The dense, intensely hot mass of molten metal, mostly iron and nickel, thousands of kilometers in diameter at the earth’s center.
The cool, lightweight outermost layer of the earth’s surface that floats on the soft pliable underlying layers: similar to a “skin” on a bowl of warm pudding.
Sudden, violent movement of the Earth’s crust.
A technique for separating gold from extremely low-grade ores. Crushed ore is piled in huge heaps and sprayed with a dilute alkaline-cyanide solution, which percolates through the pile to extract the gold, which is separated from the effluent in a processing plant. This process has a high potential for water pollution.
Crystalline minerals solidified from molten magna from deep in the Earth’s interior; basalt, rhyolite, andesite, lava, and granite are examples.
Molten rock from deep in the Earth’s interior; called lava when it spews from volcanic vents.
A hot, pliable layer of rock that surrounds the Earth’s core and underlies the cool outer crust.
Mass movement of geological materials downhill caused by rockslides, avalanches or simple slumping.
Igneous or sedimentary rocks modified by heat, pressure, chemical reactions.
A naturally occurring, inorganic, crystalline solid with definite chemical composition and characteristic physical properties.
A solid, cohesive aggregate of one or more crystalline minerals.
The process whereby rocks are broken down by chemical and physical forces; sediments are moved by wind water and gravity, sedimented and reformed into rock, and then crushed, folded, melted and recrystallized into new forms.
Deposited material that remains in place long enough or is covered with enough material to compact into stone; examples include shale, sandstone, breccia, and conglomerates.
The deposition of organic materials or minerals by chemical, physical or biological processes.
Heating ores to extract metals.
Huge blocks of the Earth’s crust that slide around slowly, pulling apart to open new ocean basins or crashing ponderously into each other, to create newer, larger landmasses.
Giant seismic sea swells that move rapidly from the center of an earthquake. They can be 10 to 20 meters high.
Vents in the Earth’s surface through which gases, ash or molten lava are ejected. Also a mountain formed by this ejecta.
Changes in rocks brought about by exposure to air, water, changing temperatures, and reactive chemical agents.
Minute particles or liquid droplets suspended in the air.
A description of a surface’s reflective properties.
A description of the long-term pattern of weather in a particular area.
A moving boundry of colder air displacing warmer air.
Rising or sinking air currents that stir the atomshpere and transport heat from one area to another.
The influence of friction and drag on air layers near the Earth; deflects air currents to the direction of the Earth’s rotation.
Straight line winds over 100 mph that generate from a supercell. Also called a downdraft.

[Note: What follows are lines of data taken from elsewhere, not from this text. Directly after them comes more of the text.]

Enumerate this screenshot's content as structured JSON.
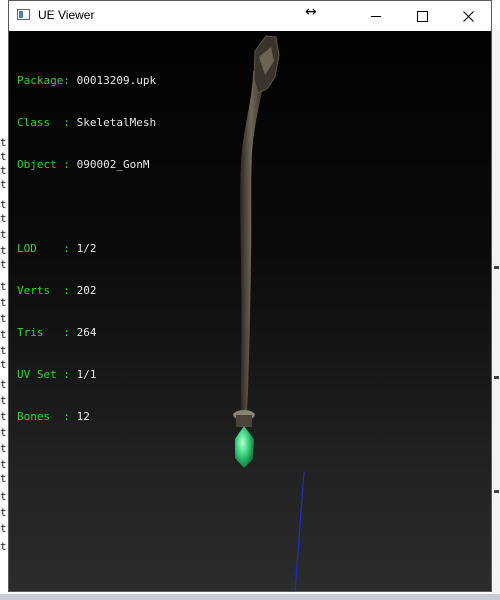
{
  "window": {
    "title": "UE Viewer",
    "controls": {
      "minimize_icon": "minimize-icon",
      "maximize_icon": "maximize-icon",
      "close_icon": "close-icon",
      "resize_cursor": "↔"
    }
  },
  "background_glyph": "t",
  "info": {
    "rows": [
      {
        "label": "Package:",
        "value": "00013209.upk"
      },
      {
        "label": "Class  :",
        "value": "SkeletalMesh"
      },
      {
        "label": "Object :",
        "value": "090002_GonM"
      }
    ],
    "stats": [
      {
        "label": "LOD    :",
        "value": "1/2"
      },
      {
        "label": "Verts  :",
        "value": "202"
      },
      {
        "label": "Tris   :",
        "value": "264"
      },
      {
        "label": "UV Set :",
        "value": "1/1"
      },
      {
        "label": "Bones  :",
        "value": "12"
      }
    ]
  },
  "colors": {
    "label_green": "#2ed52e",
    "value_white": "#e8e8e8",
    "gem_green": "#3bd87a",
    "axis_blue": "#1a2ccc"
  }
}
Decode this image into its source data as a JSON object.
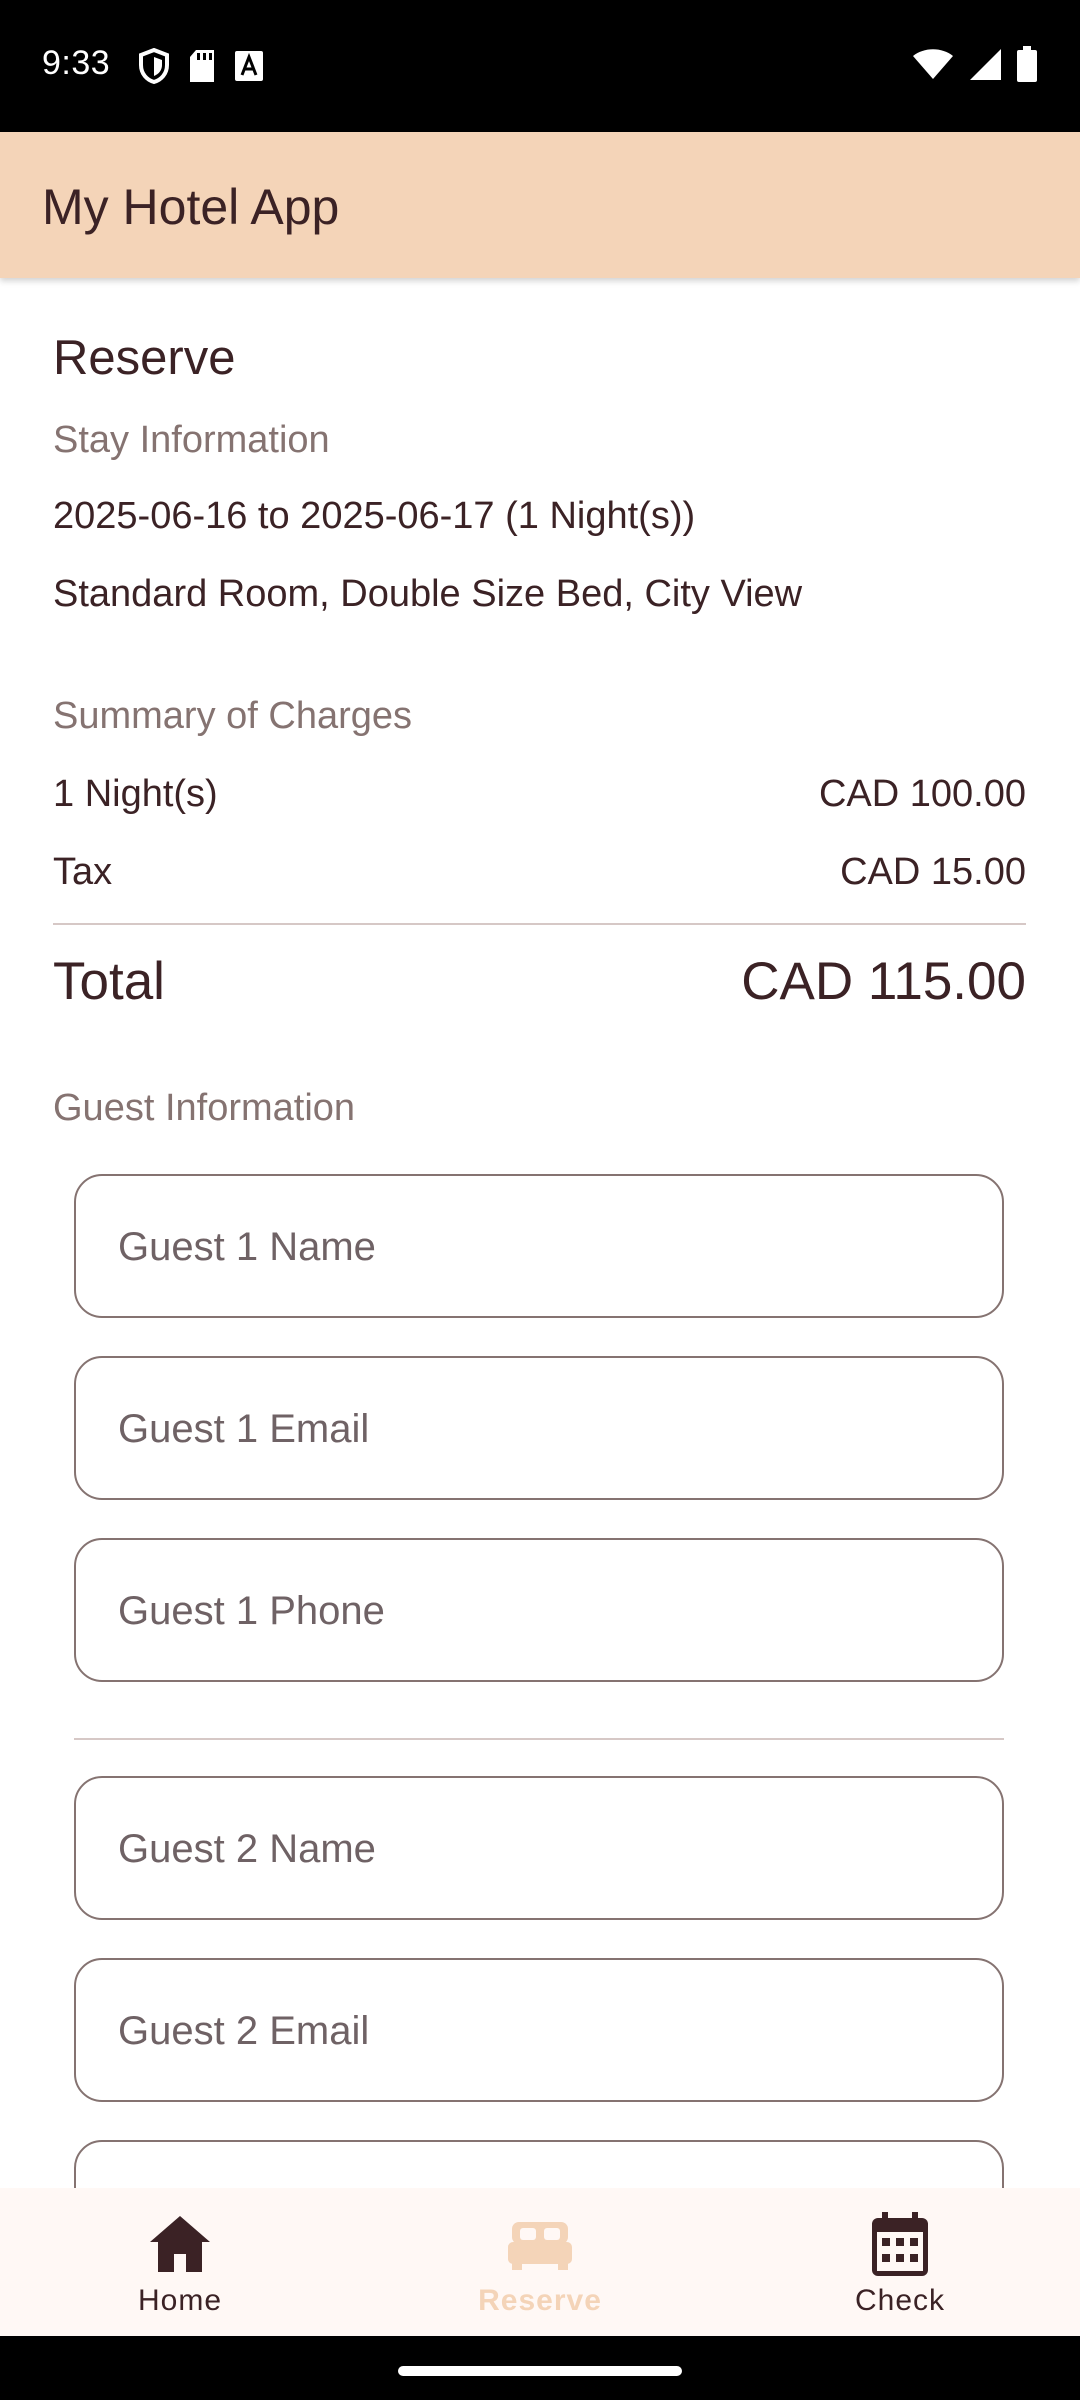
{
  "status_bar": {
    "time": "9:33",
    "left_icons": [
      "shield-icon",
      "sd-card-icon",
      "text-a-icon"
    ],
    "right_icons": [
      "wifi-icon",
      "cellular-signal-icon",
      "battery-icon"
    ]
  },
  "app_bar": {
    "title": "My Hotel App",
    "background": "#f4d4b8"
  },
  "page": {
    "heading": "Reserve"
  },
  "stay": {
    "label": "Stay Information",
    "dates": "2025-06-16 to 2025-06-17 (1 Night(s))",
    "room": "Standard Room, Double Size Bed, City View"
  },
  "charges": {
    "label": "Summary of Charges",
    "rows": [
      {
        "label": "1 Night(s)",
        "amount": "CAD 100.00"
      },
      {
        "label": "Tax",
        "amount": "CAD 15.00"
      }
    ],
    "total_label": "Total",
    "total_amount": "CAD 115.00"
  },
  "guests": {
    "label": "Guest Information",
    "fields": [
      {
        "placeholder": "Guest 1 Name",
        "value": ""
      },
      {
        "placeholder": "Guest 1 Email",
        "value": ""
      },
      {
        "placeholder": "Guest 1 Phone",
        "value": ""
      },
      {
        "placeholder": "Guest 2 Name",
        "value": ""
      },
      {
        "placeholder": "Guest 2 Email",
        "value": ""
      }
    ]
  },
  "bottom_nav": {
    "active_color": "#f4d4b8",
    "items": [
      {
        "label": "Home",
        "icon": "home-icon",
        "active": false
      },
      {
        "label": "Reserve",
        "icon": "bed-icon",
        "active": true
      },
      {
        "label": "Check",
        "icon": "calendar-icon",
        "active": false
      }
    ]
  }
}
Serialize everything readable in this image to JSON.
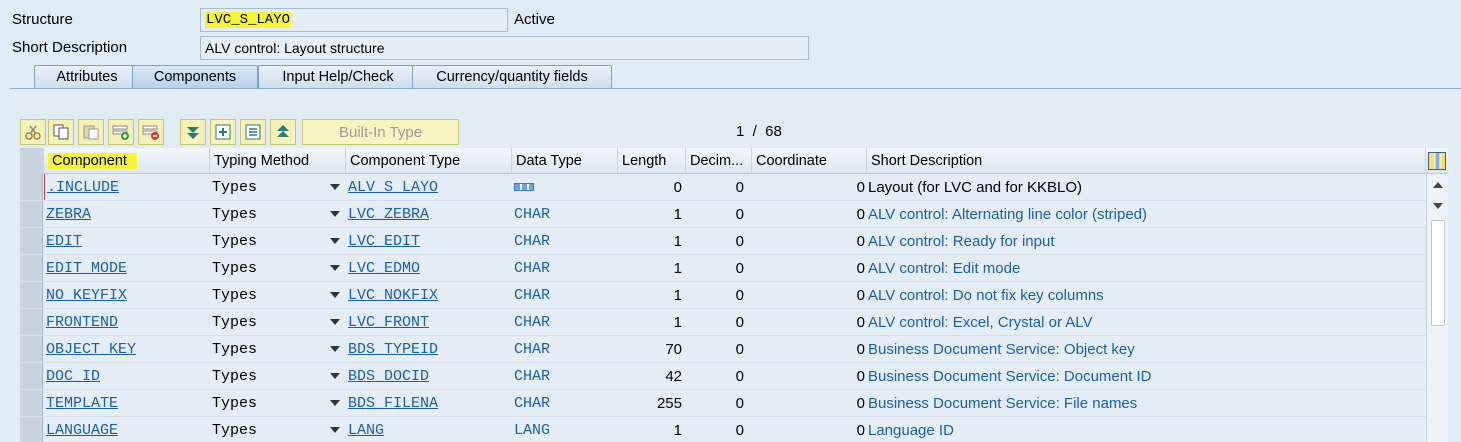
{
  "header": {
    "structure_label": "Structure",
    "structure_value": "LVC_S_LAYO",
    "status": "Active",
    "short_desc_label": "Short Description",
    "short_desc_value": "ALV control: Layout structure"
  },
  "tabs": [
    {
      "label": "Attributes",
      "active": false
    },
    {
      "label": "Components",
      "active": true
    },
    {
      "label": "Input Help/Check",
      "active": false
    },
    {
      "label": "Currency/quantity fields",
      "active": false
    }
  ],
  "toolbar": {
    "icons": [
      "cut-icon",
      "copy-icon",
      "paste-icon",
      "insert-row-icon",
      "delete-row-icon",
      "first-page-icon",
      "prev-page-icon",
      "next-page-icon",
      "last-page-icon"
    ],
    "builtin_type_label": "Built-In Type",
    "pager": "1  /  68"
  },
  "columns": [
    "Component",
    "Typing Method",
    "Component Type",
    "Data Type",
    "Length",
    "Decim...",
    "Coordinate",
    "Short Description"
  ],
  "rows": [
    {
      "component": ".INCLUDE",
      "typing": "Types",
      "ctype": "ALV_S_LAYO",
      "dtype": "",
      "length": "0",
      "dec": "0",
      "coord": "0",
      "desc": "Layout (for LVC and for KKBLO)"
    },
    {
      "component": "ZEBRA",
      "typing": "Types",
      "ctype": "LVC_ZEBRA",
      "dtype": "CHAR",
      "length": "1",
      "dec": "0",
      "coord": "0",
      "desc": "ALV control: Alternating line color (striped)"
    },
    {
      "component": "EDIT",
      "typing": "Types",
      "ctype": "LVC_EDIT",
      "dtype": "CHAR",
      "length": "1",
      "dec": "0",
      "coord": "0",
      "desc": "ALV control: Ready for input"
    },
    {
      "component": "EDIT_MODE",
      "typing": "Types",
      "ctype": "LVC_EDMO",
      "dtype": "CHAR",
      "length": "1",
      "dec": "0",
      "coord": "0",
      "desc": "ALV control: Edit mode"
    },
    {
      "component": "NO_KEYFIX",
      "typing": "Types",
      "ctype": "LVC_NOKFIX",
      "dtype": "CHAR",
      "length": "1",
      "dec": "0",
      "coord": "0",
      "desc": "ALV control: Do not fix key columns"
    },
    {
      "component": "FRONTEND",
      "typing": "Types",
      "ctype": "LVC_FRONT",
      "dtype": "CHAR",
      "length": "1",
      "dec": "0",
      "coord": "0",
      "desc": "ALV control: Excel, Crystal or ALV"
    },
    {
      "component": "OBJECT_KEY",
      "typing": "Types",
      "ctype": "BDS_TYPEID",
      "dtype": "CHAR",
      "length": "70",
      "dec": "0",
      "coord": "0",
      "desc": "Business Document Service: Object key"
    },
    {
      "component": "DOC_ID",
      "typing": "Types",
      "ctype": "BDS_DOCID",
      "dtype": "CHAR",
      "length": "42",
      "dec": "0",
      "coord": "0",
      "desc": "Business Document Service: Document ID"
    },
    {
      "component": "TEMPLATE",
      "typing": "Types",
      "ctype": "BDS_FILENA",
      "dtype": "CHAR",
      "length": "255",
      "dec": "0",
      "coord": "0",
      "desc": "Business Document Service: File names"
    },
    {
      "component": "LANGUAGE",
      "typing": "Types",
      "ctype": "LANG",
      "dtype": "LANG",
      "length": "1",
      "dec": "0",
      "coord": "0",
      "desc": "Language ID"
    }
  ],
  "colors": {
    "highlight": "#f4f43a",
    "link": "#1a5fa8",
    "toolbar_bg": "#f5f1b8"
  }
}
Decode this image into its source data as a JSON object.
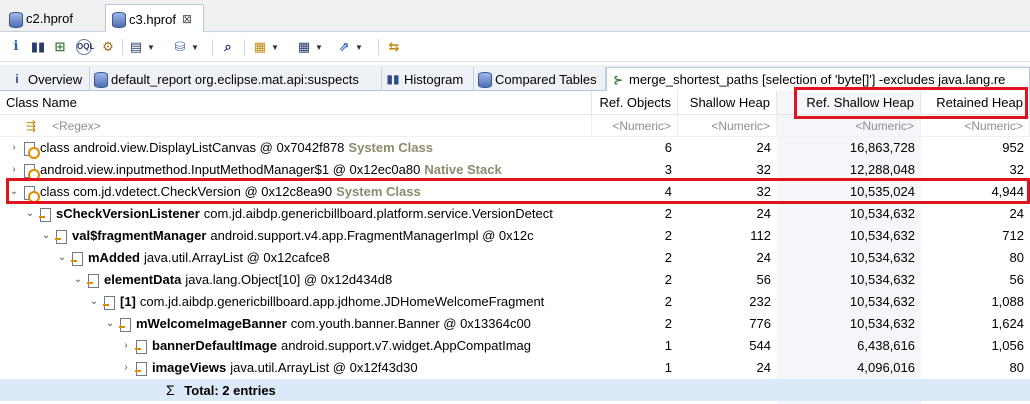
{
  "editor_tabs": [
    {
      "label": "c2.hprof",
      "active": false
    },
    {
      "label": "c3.hprof",
      "active": true,
      "close": "⊠"
    }
  ],
  "toolbar": {
    "items": [
      "info-icon",
      "histogram-icon",
      "dominator-tree-icon",
      "oql-icon",
      "heap-dump-overview-icon",
      "run-report-icon",
      "query-browser-icon",
      "search-icon",
      "group-by-icon",
      "calculate-retained-icon",
      "export-icon",
      "compare-icon"
    ]
  },
  "view_tabs": [
    {
      "icon": "i",
      "label": "Overview"
    },
    {
      "icon": "db",
      "label": "default_report  org.eclipse.mat.api:suspects"
    },
    {
      "icon": "hist",
      "label": "Histogram"
    },
    {
      "icon": "db",
      "label": "Compared Tables"
    },
    {
      "icon": "path",
      "label": "merge_shortest_paths [selection of 'byte[]'] -excludes java.lang.re"
    }
  ],
  "columns": {
    "name": "Class Name",
    "ref_objects": "Ref. Objects",
    "shallow": "Shallow Heap",
    "ref_shallow": "Ref. Shallow Heap",
    "retained": "Retained Heap"
  },
  "filters": {
    "name": "<Regex>",
    "ref_objects": "<Numeric>",
    "shallow": "<Numeric>",
    "ref_shallow": "<Numeric>",
    "retained": "<Numeric>"
  },
  "rows": [
    {
      "indent": 0,
      "twisty": "›",
      "icon": "cls",
      "bold": "",
      "text": "class android.view.DisplayListCanvas @ 0x7042f878",
      "tag": "System Class",
      "ref_objects": "6",
      "shallow": "24",
      "ref_shallow": "16,863,728",
      "retained": "952"
    },
    {
      "indent": 0,
      "twisty": "›",
      "icon": "cls",
      "bold": "",
      "text": "android.view.inputmethod.InputMethodManager$1 @ 0x12ec0a80",
      "tag": "Native Stack",
      "ref_objects": "3",
      "shallow": "32",
      "ref_shallow": "12,288,048",
      "retained": "32"
    },
    {
      "indent": 0,
      "twisty": "⌄",
      "icon": "cls",
      "bold": "",
      "text": "class com.jd.vdetect.CheckVersion @ 0x12c8ea90",
      "tag": "System Class",
      "ref_objects": "4",
      "shallow": "32",
      "ref_shallow": "10,535,024",
      "retained": "4,944"
    },
    {
      "indent": 1,
      "twisty": "⌄",
      "icon": "field",
      "bold": "sCheckVersionListener",
      "text": "com.jd.aibdp.genericbillboard.platform.service.VersionDetect",
      "tag": "",
      "ref_objects": "2",
      "shallow": "24",
      "ref_shallow": "10,534,632",
      "retained": "24"
    },
    {
      "indent": 2,
      "twisty": "⌄",
      "icon": "field",
      "bold": "val$fragmentManager",
      "text": "android.support.v4.app.FragmentManagerImpl @ 0x12c",
      "tag": "",
      "ref_objects": "2",
      "shallow": "112",
      "ref_shallow": "10,534,632",
      "retained": "712"
    },
    {
      "indent": 3,
      "twisty": "⌄",
      "icon": "field",
      "bold": "mAdded",
      "text": "java.util.ArrayList @ 0x12cafce8",
      "tag": "",
      "ref_objects": "2",
      "shallow": "24",
      "ref_shallow": "10,534,632",
      "retained": "80"
    },
    {
      "indent": 4,
      "twisty": "⌄",
      "icon": "field",
      "bold": "elementData",
      "text": "java.lang.Object[10] @ 0x12d434d8",
      "tag": "",
      "ref_objects": "2",
      "shallow": "56",
      "ref_shallow": "10,534,632",
      "retained": "56"
    },
    {
      "indent": 5,
      "twisty": "⌄",
      "icon": "field",
      "bold": "[1]",
      "text": "com.jd.aibdp.genericbillboard.app.jdhome.JDHomeWelcomeFragment",
      "tag": "",
      "ref_objects": "2",
      "shallow": "232",
      "ref_shallow": "10,534,632",
      "retained": "1,088"
    },
    {
      "indent": 6,
      "twisty": "⌄",
      "icon": "field",
      "bold": "mWelcomeImageBanner",
      "text": "com.youth.banner.Banner @ 0x13364c00",
      "tag": "",
      "ref_objects": "2",
      "shallow": "776",
      "ref_shallow": "10,534,632",
      "retained": "1,624"
    },
    {
      "indent": 7,
      "twisty": "›",
      "icon": "field",
      "bold": "bannerDefaultImage",
      "text": "android.support.v7.widget.AppCompatImag",
      "tag": "",
      "ref_objects": "1",
      "shallow": "544",
      "ref_shallow": "6,438,616",
      "retained": "1,056"
    },
    {
      "indent": 7,
      "twisty": "›",
      "icon": "field",
      "bold": "imageViews",
      "text": "java.util.ArrayList @ 0x12f43d30",
      "tag": "",
      "ref_objects": "1",
      "shallow": "24",
      "ref_shallow": "4,096,016",
      "retained": "80"
    }
  ],
  "total": {
    "sigma": "Σ",
    "label": "Total: 2 entries"
  }
}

When the supercell isn’t organized enough to generate a tornado.
A climatic change marked by shifting of a large warm water pool from the Western Pacific Ocean towards the East.
Gases in the atmoshere are transparent to visable light but absorb infared (heat) waves that are reradiated from the Earth’s surface.
Large cyclonic oceanic storms with heavy rain and winds exceeding 74 mph.
Intergovernmental Panel on Climate Change
An international organization formed to assess global climate change and its impacts.
Powerful winds or currents of air that cirrculate in shifting flows; similar to oceanic currents in extent and effect on climate.
A international agreement to reduce greenhouse gas emissions.
The part of a large scale oscillation in the Pacific in which trade winds hold warm surface waters in the western part of the basin and cause an upwelling of cold, nutrient-rich, deep water in the eastern part of the ocean.
Stored energy in a form that is not sensible (detectable).
Periodic variations in tilt, eccentricity, and wobble in the earth’s orbit; Milutin Milankovitch suggested it was responsible for cyclic weather changes.
A seasonal reversal of wind patterns caused by the different heating and cooling rates of the oceans and continents.
A hightly reactive molecule containing three oxygen atoms; a dangerous pollutant in ambient air. In the stratosphere, however, ozone forms an ultraviolet absorbing shield that protects us from mutagenic radiation.
Pacific Decadal Oscillation
A large pool of warm water that moves North and South in the Pacific Ocean every 30 years or so and has large effects on North America’s climate.
The zone in the atmosphere extending from the tropopause about 30 miles about the Earth’s surface; temperatures are stable or rise slightly with altitude; has very little water vapor but is rich in ozone.
A violent storm characterized by strong swirling winds and updrafts; tornados form when a strong cold front pushes under a warm, moist air mass over the land.
The layer of air nearest to the Earth’s surface; both temperature and pressure usually decrease with increasing altitude.
A long, wedge-shaped boundry caused when a warmer advancing air mass slides over neighboring cooler air parcels.
Description of the physical conditions of the atmosphere (moisture, temperature, pressure and wind).